I have a friend who emigrated from the US decades ago and took up citizenship in Israel. He is a political scientist and has written extensively over the years about American politics. From time to time, he dispatches a letter to his children, who are now all grown up. And, once in a while, he sends a copy to me. My friend is a liberal, but he comes from a different age when liberals regularly had at their own — as conservatives still do today — when they thought their fellow partisans incompetent, obtuse, or wrong-headed. He remembers, as do I, a time when it would have been unjust to call New York’s old gray lady Pravda-on-the-Hudson; a time when that venerable paper would hammer Democrats, as well as Republicans, for their failings. Here is what he wrote his children in late August about the conduct of that newspaper today. I reprint it here with his permission.

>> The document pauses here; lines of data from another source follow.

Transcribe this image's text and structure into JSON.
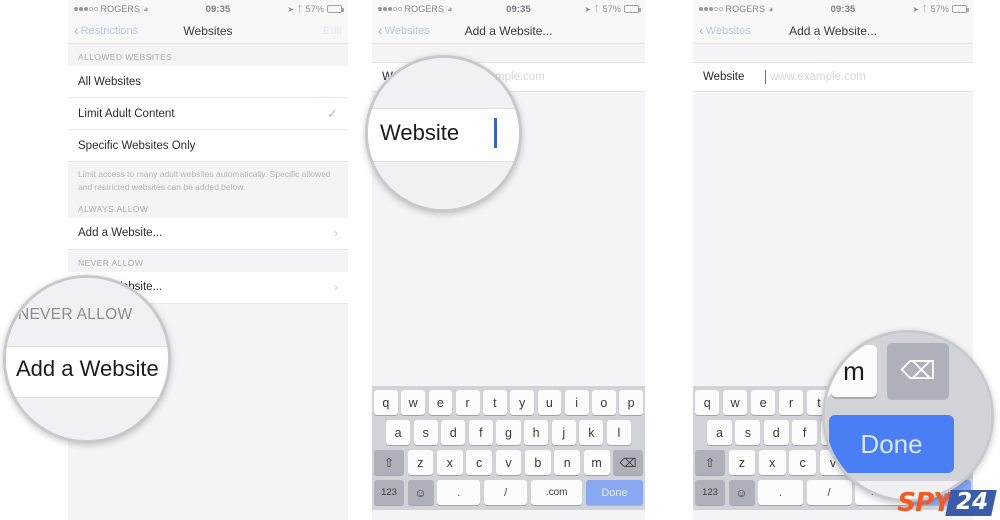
{
  "status_bar": {
    "carrier": "ROGERS",
    "signal_filled": 3,
    "signal_empty": 2,
    "wifi_icon": "wifi-icon",
    "time": "09:35",
    "location_icon": "location-arrow-icon",
    "bluetooth_icon": "bluetooth-icon",
    "battery_percent": "57%",
    "battery_level": 57
  },
  "panel1": {
    "nav": {
      "back_label": "Restrictions",
      "title": "Websites",
      "edit_label": "Edit"
    },
    "section1_header": "ALLOWED WEBSITES",
    "rows": [
      {
        "label": "All Websites",
        "accessory": "none"
      },
      {
        "label": "Limit Adult Content",
        "accessory": "check"
      },
      {
        "label": "Specific Websites Only",
        "accessory": "none"
      }
    ],
    "footnote": "Limit access to many adult websites automatically. Specific allowed and restricted websites can be added below.",
    "section2_header": "ALWAYS ALLOW",
    "always_allow_row": {
      "label": "Add a Website...",
      "accessory": "chevron"
    },
    "section3_header": "NEVER ALLOW",
    "never_allow_row": {
      "label": "Add a Website...",
      "accessory": "chevron"
    }
  },
  "panel2": {
    "nav": {
      "back_label": "Websites",
      "title": "Add a Website..."
    },
    "field": {
      "label": "Website",
      "placeholder": "www.example.com",
      "value": ""
    }
  },
  "panel3": {
    "nav": {
      "back_label": "Websites",
      "title": "Add a Website..."
    },
    "field": {
      "label": "Website",
      "placeholder": "www.example.com",
      "value": ""
    }
  },
  "keyboard": {
    "row1": [
      "q",
      "w",
      "e",
      "r",
      "t",
      "y",
      "u",
      "i",
      "o",
      "p"
    ],
    "row2": [
      "a",
      "s",
      "d",
      "f",
      "g",
      "h",
      "j",
      "k",
      "l"
    ],
    "row3": [
      "z",
      "x",
      "c",
      "v",
      "b",
      "n",
      "m"
    ],
    "shift_icon": "shift-icon",
    "backspace_icon": "backspace-icon",
    "numbers_label": "123",
    "emoji_icon": "emoji-icon",
    "period_label": ".",
    "slash_label": "/",
    "dotcom_label": ".com",
    "done_label": "Done"
  },
  "magnifier1": {
    "section_label": "NEVER ALLOW",
    "row_label": "Add a Website"
  },
  "magnifier2": {
    "field_label": "Website",
    "caret": "text-cursor"
  },
  "magnifier3": {
    "key_m": "m",
    "key_v": "v",
    "backspace_icon": "backspace-icon",
    "done_label": "Done"
  },
  "logo": {
    "text_primary": "SPY",
    "text_secondary": "24",
    "color_primary": "#f15a22",
    "color_secondary": "#3b5ca8"
  },
  "colors": {
    "ios_blue": "#3478f6",
    "done_button": "#4a7ef5",
    "keyboard_bg": "#d1d3d9",
    "list_bg": "#f4f4f7"
  }
}
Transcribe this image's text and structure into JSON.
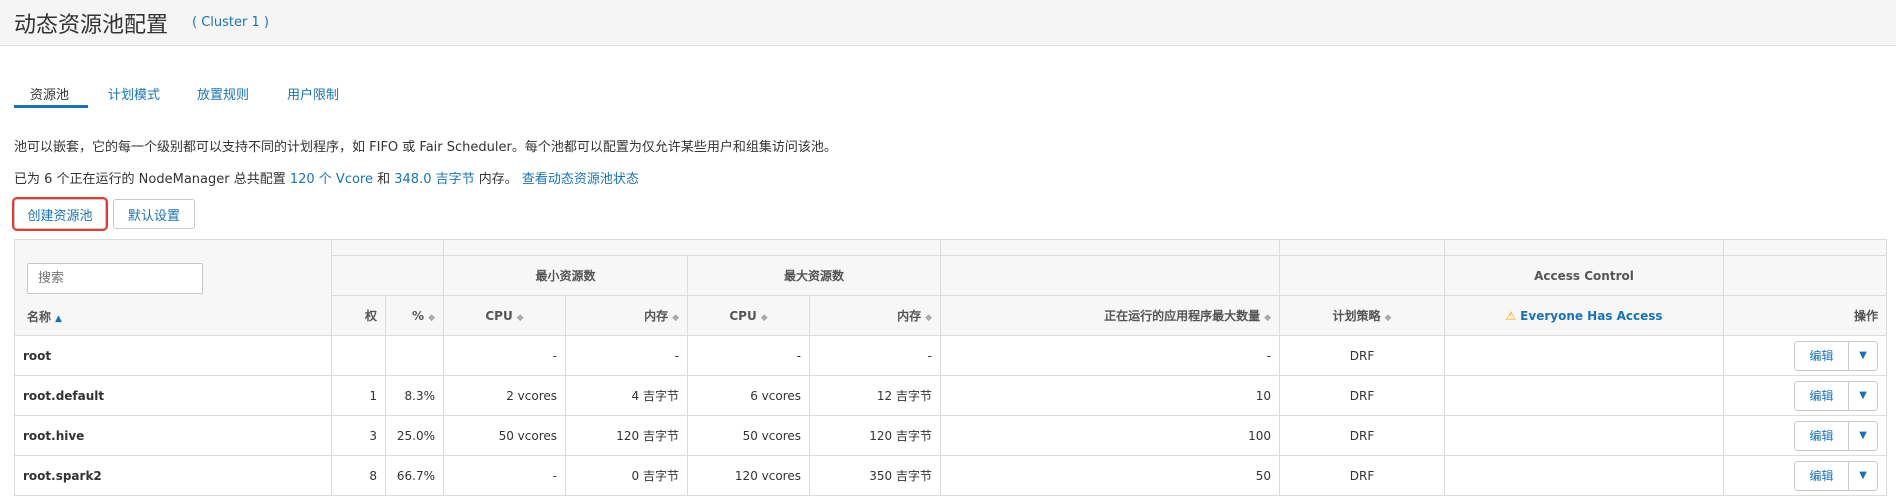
{
  "page": {
    "title": "动态资源池配置",
    "cluster": "( Cluster 1 )"
  },
  "tabs": [
    {
      "label": "资源池",
      "active": true
    },
    {
      "label": "计划模式"
    },
    {
      "label": "放置规则"
    },
    {
      "label": "用户限制"
    }
  ],
  "info": {
    "line1": "池可以嵌套，它的每一个级别都可以支持不同的计划程序，如 FIFO 或 Fair Scheduler。每个池都可以配置为仅允许某些用户和组集访问该池。",
    "line2_prefix": "已为 6 个正在运行的 NodeManager 总共配置 ",
    "vcore_link": "120 个 Vcore",
    "and": " 和 ",
    "memory_link": "348.0 吉字节",
    "memory_suffix": " 内存。 ",
    "status_link": "查看动态资源池状态"
  },
  "buttons": {
    "create": "创建资源池",
    "defaults": "默认设置"
  },
  "search": {
    "placeholder": "搜索"
  },
  "table": {
    "group_min": "最小资源数",
    "group_max": "最大资源数",
    "group_access": "Access Control",
    "col_name": "名称",
    "col_weight": "权",
    "col_pct": "%",
    "col_min_cpu": "CPU",
    "col_min_mem": "内存",
    "col_max_cpu": "CPU",
    "col_max_mem": "内存",
    "col_max_apps": "正在运行的应用程序最大数量",
    "col_policy": "计划策略",
    "col_access": "Everyone Has Access",
    "col_ops": "操作",
    "edit_label": "编辑",
    "rows": [
      {
        "name": "root",
        "weight": "",
        "pct": "",
        "min_cpu": "-",
        "min_mem": "-",
        "max_cpu": "-",
        "max_mem": "-",
        "max_apps": "-",
        "policy": "DRF"
      },
      {
        "name": "root.default",
        "weight": "1",
        "pct": "8.3%",
        "min_cpu": "2 vcores",
        "min_mem": "4 吉字节",
        "max_cpu": "6 vcores",
        "max_mem": "12 吉字节",
        "max_apps": "10",
        "policy": "DRF"
      },
      {
        "name": "root.hive",
        "weight": "3",
        "pct": "25.0%",
        "min_cpu": "50 vcores",
        "min_mem": "120 吉字节",
        "max_cpu": "50 vcores",
        "max_mem": "120 吉字节",
        "max_apps": "100",
        "policy": "DRF"
      },
      {
        "name": "root.spark2",
        "weight": "8",
        "pct": "66.7%",
        "min_cpu": "-",
        "min_mem": "0 吉字节",
        "max_cpu": "120 vcores",
        "max_mem": "350 吉字节",
        "max_apps": "50",
        "policy": "DRF"
      }
    ]
  },
  "colors": {
    "accent": "#1a73b5",
    "warning": "#f0a30a",
    "highlight": "#e53935"
  }
}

Increasingly, American scholars and social critics are discussing mental “silos,” where people chose a discourse and live within it, hearing only from media sources that agree with them, and talking only to friends and neighbors in the same silo. From one silo to another, there is little communication, as if no one aims to combine facts, views, and theories to create a composite of data approaching the truth. Instead, they all pursue only contentions, hypotheses, and partisan revelations that make them happy (or angry) together.[1]